Competing in the AI age
Rotterdam School of Management, Erasmus University (RSM) | Ting Li, Professor of Digital Business
Professor of Digital Business Ting Li studies how companies can benefit from data at the Erasmus Centre for Data Analytics. You probably don’t realise it, but Google gets smarter with every search you make. “It’s a learning algorithm and it’s becoming more and more precise. The more often we click on a page, the higher that page will appear in the list of search results”, she explains.
AI is everywhere, says Li. It’s in cars and banking systems, in dating sites and all over the media. Companies often use recommendation systems – a form of AI – to recommend products, such as movies on Netflix, music on Spotify, and all manner of items on Amazon. “You might think that you never click on those recommendations, but 30 to 35% of Amazon’s sales come from smart recommendation systems that are increasingly being fine-tuned by their data engineers”, she says.
One of Li’s PhD students is helping an insurance company to understand why customers switch from the one insurer to another. “We analyse the data to find out whether customers are mainly motivated to switch by comparison sites such as Independer, by Google search ads, by links on other websites, or after being called by a sales representative”, Li continues.
Stock market forecasting with Twitter
In another project, Li is investigating whether you can predict the stock market using Twitter or Facebook. “Algorithms can browse through those media and distil sentiments. For example, based on the sentiment ‘Apple did well in the first quarter’ you might be able to predict how their share price will go”, she says. It’s not certain whether this will work yet; it could also be that the sentiment only becomes more positive after the share price has risen.
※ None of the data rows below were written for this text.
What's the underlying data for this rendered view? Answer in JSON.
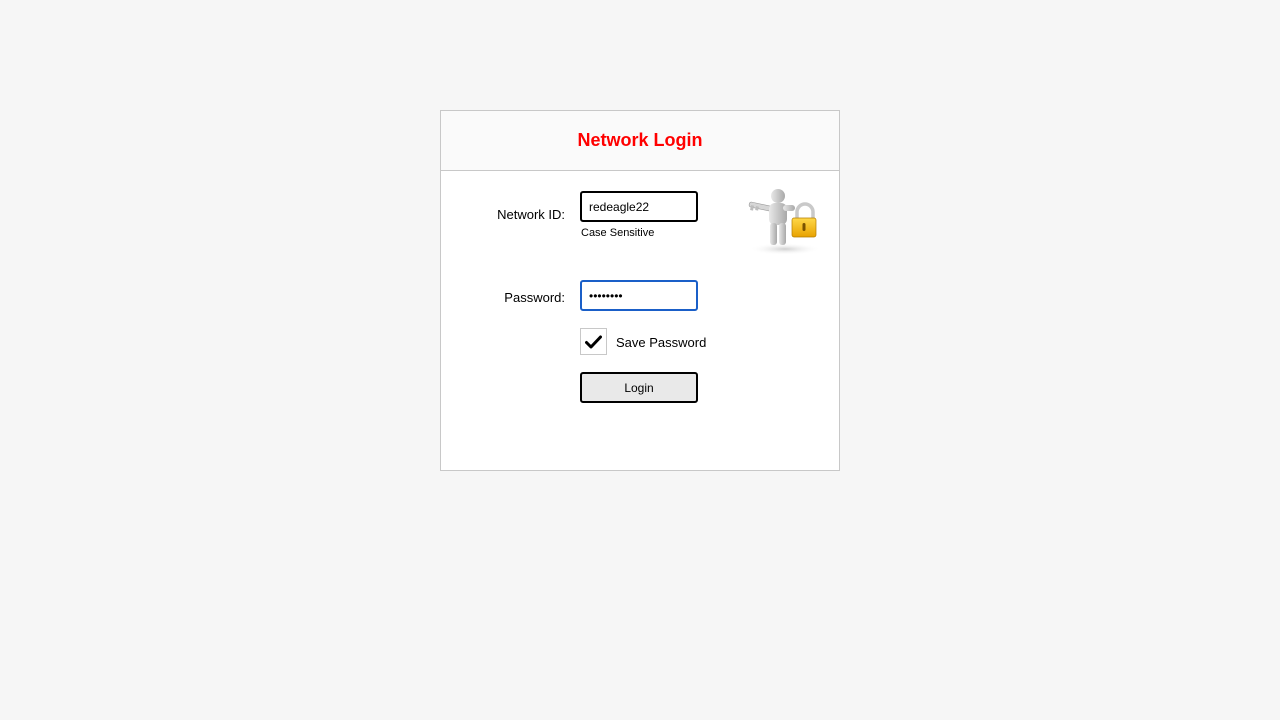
{
  "panel": {
    "title": "Network Login"
  },
  "form": {
    "network_id_label": "Network ID:",
    "network_id_value": "redeagle22",
    "network_id_hint": "Case Sensitive",
    "password_label": "Password:",
    "password_value": "********",
    "save_password_label": "Save Password",
    "save_password_checked": true,
    "login_label": "Login"
  },
  "colors": {
    "title": "#ff0000",
    "focus_border": "#1a5fc8",
    "background": "#f6f6f6"
  },
  "icons": {
    "illustration": "person-key-lock-icon",
    "checkmark": "checkmark-icon"
  }
}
It is not just about making money. “You could also improve your service based on such data and AI systems. For example, I work with public transport companies who want to improve their fare structure based on travel patterns, or ensure that passengers do not have to stand.” Li describes the core of her research as follows: “I’m always looking to understand the relevance of information, be it for the benefit of companies, individuals or society as a whole.”
AI literally opens new worlds for the life sciences
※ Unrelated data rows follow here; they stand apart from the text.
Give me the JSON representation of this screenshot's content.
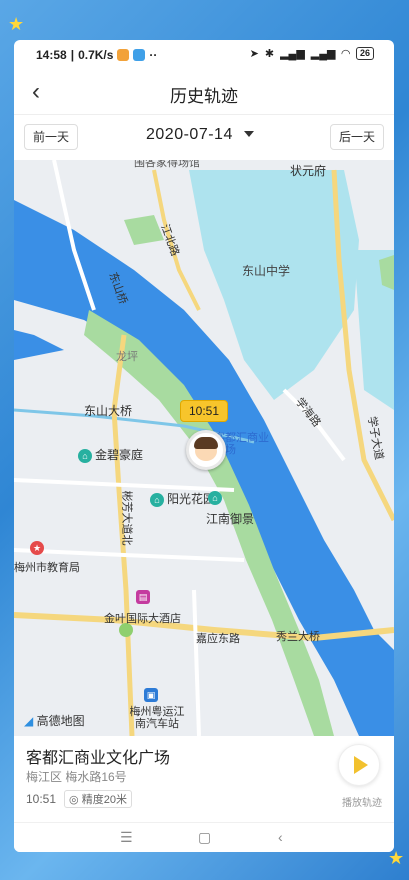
{
  "status": {
    "time": "14:58",
    "speed": "0.7K/s",
    "battery": "26"
  },
  "header": {
    "back_glyph": "‹",
    "title": "历史轨迹"
  },
  "datebar": {
    "prev": "前一天",
    "date": "2020-07-14",
    "next": "后一天"
  },
  "map": {
    "labels": {
      "dongshan_school": "东山中学",
      "zhuangyuanfu": "状元府",
      "jiangbin_road": "江北路",
      "dongshan_bridge_n": "东山桥",
      "dongshan_bridge": "东山大桥",
      "longping": "龙坪",
      "xuehai_road": "学海路",
      "xuezi_ave": "学子大道",
      "jinbihaoting": "金碧豪庭",
      "kedouhui": "客都汇商业广场",
      "biaoqi_ave": "彬芳大道北",
      "yangguang": "阳光花园",
      "jiangnan": "江南御景",
      "education_bureau": "梅州市教育局",
      "jinye_hotel": "金叶国际大酒店",
      "jiayingdong_road": "嘉应东路",
      "xiulan_bridge": "秀兰大桥",
      "bus_station": "梅州粤运江南汽车站",
      "top_partial": "围各家得场馆"
    },
    "time_badge": "10:51",
    "logo": "高德地图",
    "colors": {
      "river": "#3a8fe6",
      "lake": "#aee3ee",
      "road": "#f5d77e",
      "green": "#a8dba0"
    }
  },
  "info": {
    "place": "客都汇商业文化广场",
    "address": "梅江区 梅水路16号",
    "time": "10:51",
    "accuracy": "精度20米",
    "play_label": "播放轨迹"
  },
  "nav": {
    "menu": "☰",
    "home": "▢",
    "back": "‹"
  }
}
Ariane Briegel, Professor of Ultrastructure Biology
Bacteria caught red-handed, deeply frozen just as they were about to cause Lyme’s disease. Professor Ariane Briegel is wildly enthusiastic about the wonders she observes thanks to three elements: a freezing technique, a camera-equipped microscope, and AI. ‘It’s fascinating. Every single cell is different.’
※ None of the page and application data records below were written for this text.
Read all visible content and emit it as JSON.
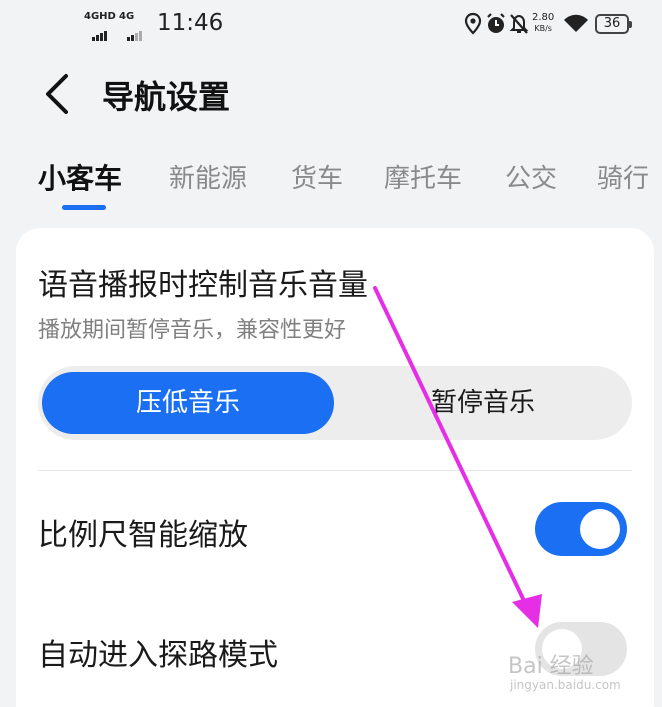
{
  "status_bar": {
    "signal1": "4GHD",
    "signal2": "4G",
    "time": "11:46",
    "net_speed_value": "2.80",
    "net_speed_unit": "KB/s",
    "battery": "36",
    "icons": [
      "location-icon",
      "alarm-icon",
      "mute-icon",
      "wifi-icon"
    ]
  },
  "header": {
    "title": "导航设置"
  },
  "tabs": [
    {
      "label": "小客车",
      "active": true
    },
    {
      "label": "新能源",
      "active": false
    },
    {
      "label": "货车",
      "active": false
    },
    {
      "label": "摩托车",
      "active": false
    },
    {
      "label": "公交",
      "active": false
    },
    {
      "label": "骑行",
      "active": false
    }
  ],
  "settings": {
    "voice": {
      "title": "语音播报时控制音乐音量",
      "subtitle": "播放期间暂停音乐，兼容性更好",
      "options": [
        "压低音乐",
        "暂停音乐"
      ],
      "selected": "压低音乐"
    },
    "scale": {
      "title": "比例尺智能缩放",
      "enabled": true
    },
    "explore": {
      "title": "自动进入探路模式",
      "enabled": false
    }
  },
  "watermark": {
    "text": "Bai 经验",
    "sub": "jingyan.baidu.com"
  },
  "colors": {
    "accent": "#1a6ff2",
    "annotation": "#e62ee6",
    "background": "#f1f3f5"
  }
}
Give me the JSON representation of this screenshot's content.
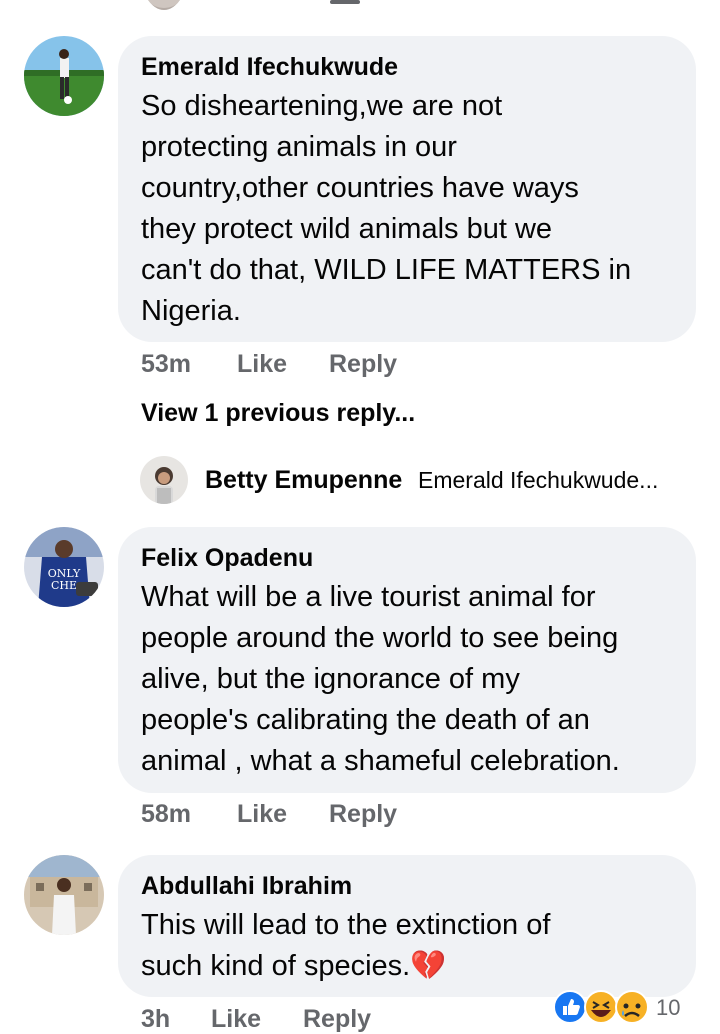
{
  "comments": [
    {
      "author": "Emerald Ifechukwude",
      "lines": [
        "So disheartening,we are not",
        "protecting animals in our",
        "country,other countries have ways",
        "they protect wild animals but we",
        "can't do that, WILD LIFE MATTERS in",
        "Nigeria."
      ],
      "time": "53m",
      "like_label": "Like",
      "reply_label": "Reply",
      "view_previous": "View 1 previous reply...",
      "reply_preview": {
        "author": "Betty Emupenne",
        "text": "Emerald Ifechukwude..."
      }
    },
    {
      "author": "Felix Opadenu",
      "lines": [
        "What will be a live tourist animal for",
        "people around the world to see being",
        "alive, but the ignorance of my",
        "people's calibrating the death of an",
        "animal , what a shameful celebration."
      ],
      "time": "58m",
      "like_label": "Like",
      "reply_label": "Reply"
    },
    {
      "author": "Abdullahi Ibrahim",
      "lines": [
        "This will lead to the extinction of",
        "such kind of species."
      ],
      "emoji": "💔",
      "time": "3h",
      "like_label": "Like",
      "reply_label": "Reply",
      "reactions": {
        "icons": [
          "like-reaction-icon",
          "haha-reaction-icon",
          "sad-reaction-icon"
        ],
        "count": "10"
      }
    }
  ],
  "colors": {
    "bubble": "#f0f2f5",
    "meta_text": "#65676b",
    "like_blue": "#1877f2",
    "emoji_yellow": "#f7b125"
  }
}
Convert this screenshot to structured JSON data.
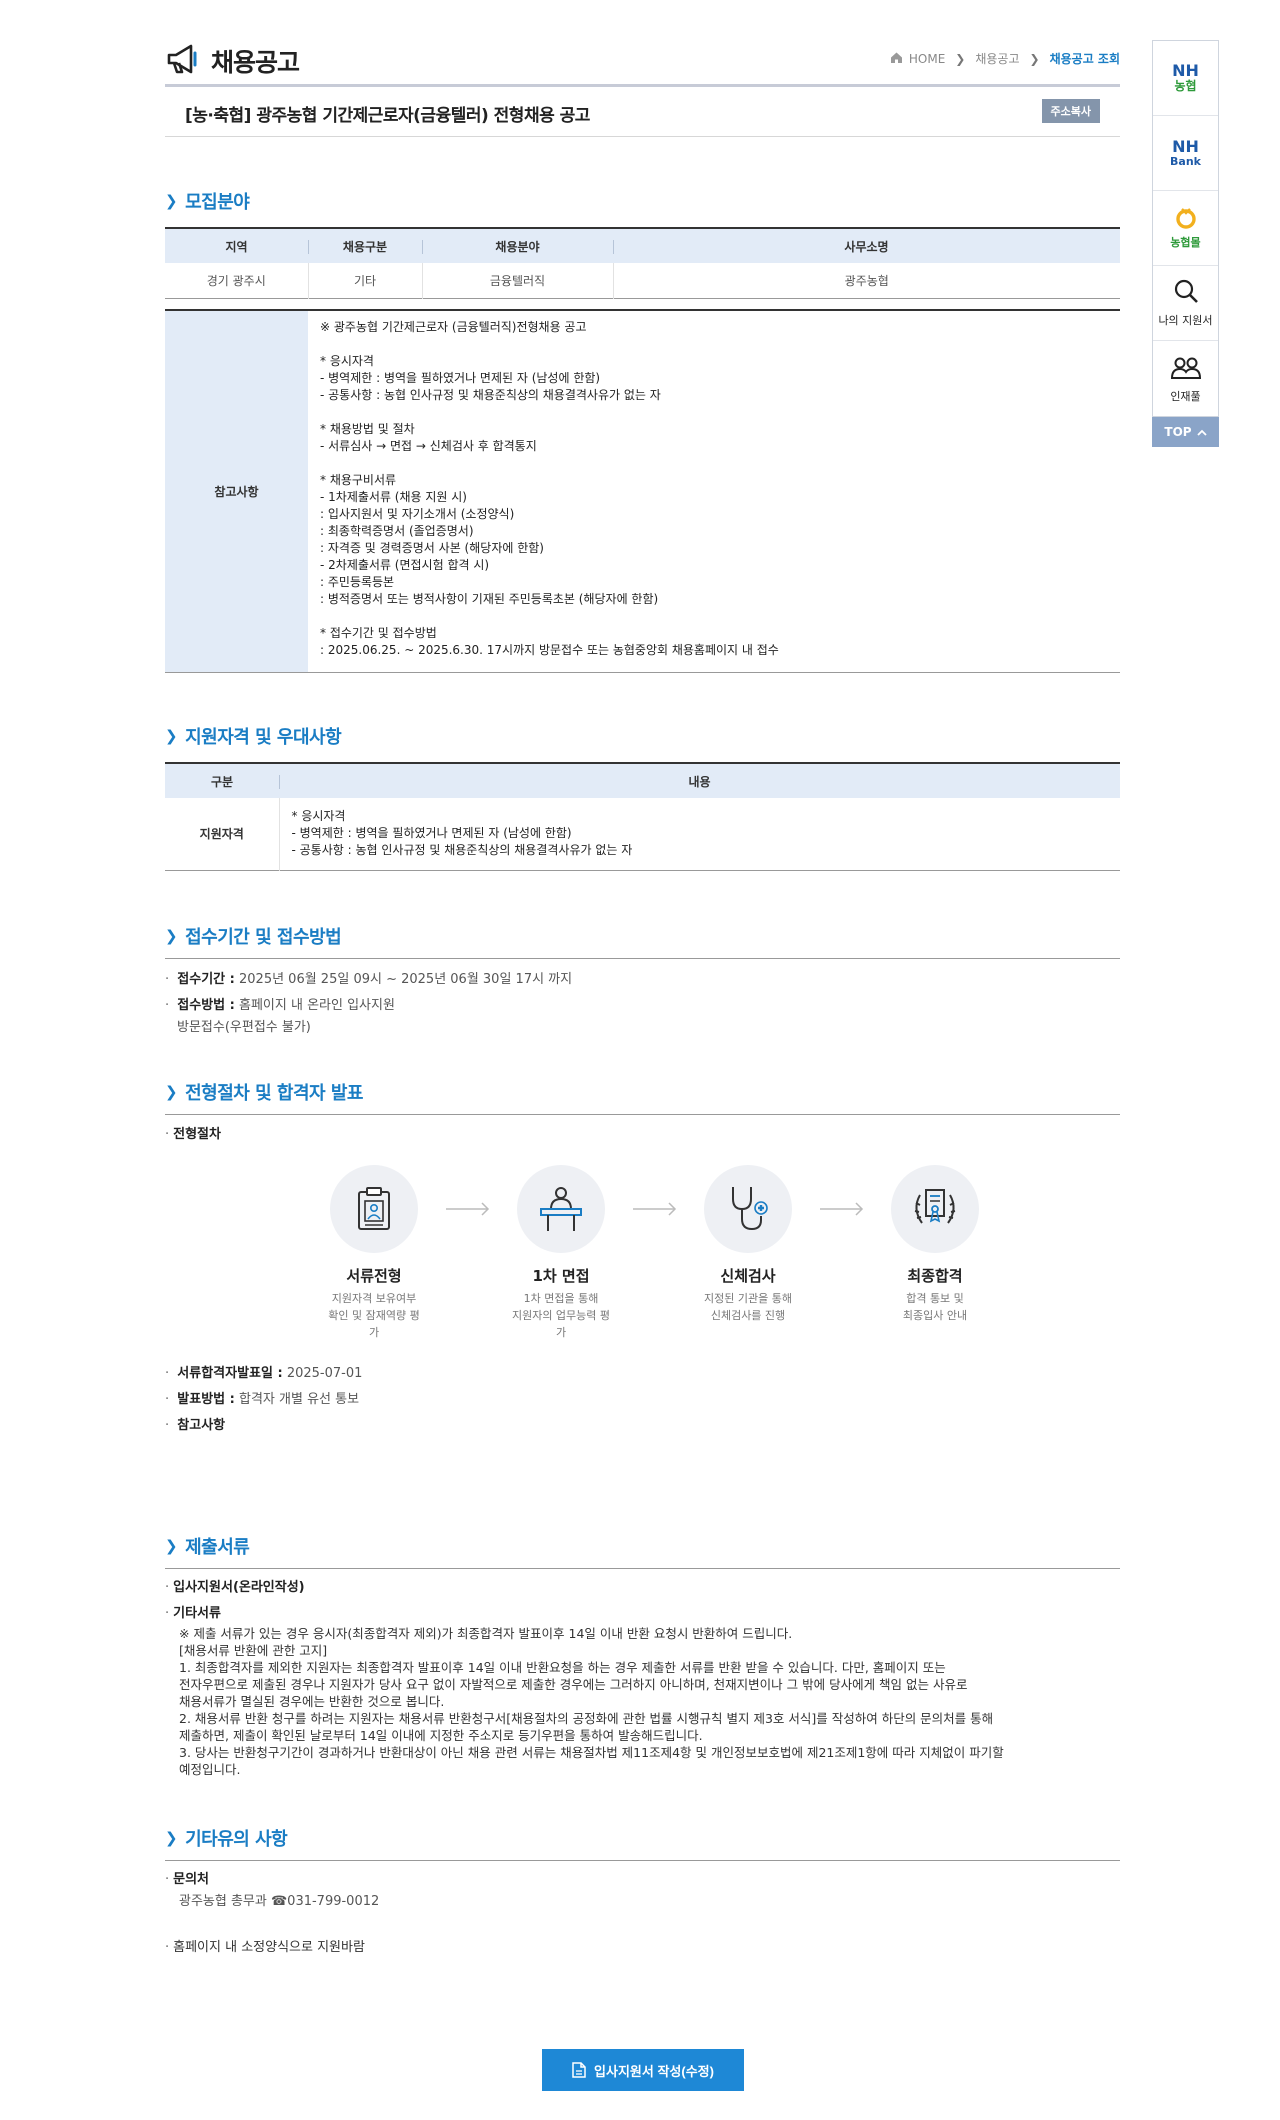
{
  "header": {
    "title": "채용공고",
    "breadcrumb": [
      "HOME",
      "채용공고",
      "채용공고 조회"
    ]
  },
  "job": {
    "title": "[농·축협] 광주농협 기간제근로자(금융텔러) 전형채용 공고",
    "copy_label": "주소복사"
  },
  "recruit": {
    "section_title": "모집분야",
    "columns": [
      "지역",
      "채용구분",
      "채용분야",
      "사무소명"
    ],
    "row": [
      "경기 광주시",
      "기타",
      "금융텔러직",
      "광주농협"
    ],
    "ref_label": "참고사항",
    "ref_text": "※ 광주농협 기간제근로자 (금융텔러직)전형채용 공고\n\n* 응시자격\n- 병역제한 : 병역을 필하였거나 면제된 자 (남성에 한함)\n- 공통사항 : 농협 인사규정 및 채용준칙상의 채용결격사유가 없는 자\n\n* 채용방법 및 절차\n- 서류심사 → 면접 → 신체검사 후 합격통지\n\n* 채용구비서류\n- 1차제출서류 (채용 지원 시)\n: 입사지원서 및 자기소개서 (소정양식)\n: 최종학력증명서 (졸업증명서)\n: 자격증 및 경력증명서 사본 (해당자에 한함)\n- 2차제출서류 (면접시험 합격 시)\n: 주민등록등본\n: 병적증명서 또는 병적사항이 기재된 주민등록초본 (해당자에 한함)\n\n* 접수기간 및 접수방법\n: 2025.06.25. ~ 2025.6.30. 17시까지 방문접수 또는 농협중앙회 채용홈페이지 내 접수"
  },
  "qualification": {
    "section_title": "지원자격 및 우대사항",
    "columns": [
      "구분",
      "내용"
    ],
    "row_label": "지원자격",
    "row_text": "* 응시자격\n- 병역제한 : 병역을 필하였거나 면제된 자 (남성에 한함)\n- 공통사항 : 농협 인사규정 및 채용준칙상의 채용결격사유가 없는 자"
  },
  "period": {
    "section_title": "접수기간 및 접수방법",
    "period_label": "접수기간 :",
    "period_value": "2025년 06월 25일 09시 ~ 2025년 06월 30일 17시 까지",
    "method_label": "접수방법 :",
    "method_value": "홈페이지 내 온라인 입사지원",
    "method_value2": "방문접수(우편접수 불가)"
  },
  "process": {
    "section_title": "전형절차 및 합격자 발표",
    "sub_label": "전형절차",
    "steps": [
      {
        "title": "서류전형",
        "desc": "지원자격 보유여부\n확인 및 잠재역량 평가"
      },
      {
        "title": "1차 면접",
        "desc": "1차 면접을 통해\n지원자의 업무능력 평가"
      },
      {
        "title": "신체검사",
        "desc": "지정된 기관을 통해\n신체검사를 진행"
      },
      {
        "title": "최종합격",
        "desc": "합격 통보 및\n최종입사 안내"
      }
    ],
    "doc_date_label": "서류합격자발표일 :",
    "doc_date_value": "2025-07-01",
    "announce_label": "발표방법 :",
    "announce_value": "합격자 개별 유선 통보",
    "note_label": "참고사항"
  },
  "documents": {
    "section_title": "제출서류",
    "item1": "입사지원서(온라인작성)",
    "item2": "기타서류",
    "text": "※ 제출 서류가 있는 경우 응시자(최종합격자 제외)가 최종합격자 발표이후 14일 이내 반환 요청시 반환하여 드립니다.\n[채용서류 반환에 관한 고지]\n  1. 최종합격자를 제외한 지원자는 최종합격자 발표이후 14일 이내 반환요청을 하는 경우 제출한 서류를 반환 받을 수 있습니다. 다만, 홈페이지 또는\n전자우편으로 제출된 경우나 지원자가 당사 요구 없이 자발적으로 제출한 경우에는 그러하지 아니하며, 천재지변이나 그 밖에 당사에게 책임 없는 사유로\n채용서류가 멸실된 경우에는 반환한 것으로 봅니다.\n  2. 채용서류 반환 청구를 하려는 지원자는 채용서류 반환청구서[채용절차의 공정화에 관한 법률 시행규칙 별지 제3호 서식]를 작성하여 하단의 문의처를 통해\n제출하면, 제출이 확인된 날로부터 14일 이내에 지정한 주소지로 등기우편을 통하여 발송해드립니다.\n  3. 당사는 반환청구기간이 경과하거나 반환대상이 아닌 채용 관련 서류는 채용절차법 제11조제4항 및 개인정보보호법에 제21조제1항에 따라 지체없이 파기할\n예정입니다."
  },
  "etc": {
    "section_title": "기타유의 사항",
    "contact_label": "문의처",
    "contact_value": "광주농협 총무과 ☎031-799-0012",
    "note": "홈페이지 내 소정양식으로 지원바람"
  },
  "apply_button": "입사지원서 작성(수정)",
  "quick_menu": {
    "nh_nonghyup_top": "NH",
    "nh_nonghyup_bottom": "농협",
    "nh_bank_top": "NH",
    "nh_bank_bottom": "Bank",
    "nonghyup_mall": "농협몰",
    "my_application": "나의 지원서",
    "talent_pool": "인재풀",
    "top": "TOP"
  },
  "colors": {
    "accent": "#1a7dc4",
    "table_head": "#e2ebf7",
    "button": "#1e88d6",
    "quick_top": "#8aa4c8"
  }
}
Bacteria follow their ‘nose’ towards a food source. Well, strictly speaking not their nose, but their receptor proteins. Neatly ordered like a honeycomb, Briegel has watched them prick through cell walls. On the outside they catch signals; on the inside they set the cell to work swimming in the right direction.
From 100 slices to 3D images with smart software
The camera in Briegel’s microscope takes approximately one hundred photographs of the same number of cell slices. Smart software then turns these hundred photographs into an understandable 3D image. Daar zit een grote verdienste van kunstmatige intelligentie. Een mens kan niets met honderden foto's van celplakjes. Dimensie-reductietechnieken uit de AI-wereld kunnen zulke data vertalen tot een beeld dat wij begrijpen. This has literally opened a new world for Briegel and her colleagues: they can observe in great detail what cell structures and organs look like and how bacteria ‘get moving’.
And the fun has only just begun. ‘When I completed my PhD twenty years ago, I was producing two datasets a day at most. These days it’s forty to fifty a day, far more than researchers could ever look at. And we want to tackle even larger projects.’ Like mapping the 1.5 kilograms of bacteria on and inside the human body. Infection, cancer, growth: with these techniques, we will soon be able to map in detail so many biological systems in the life sciences.'
Read more at universiteitleiden.nl/ai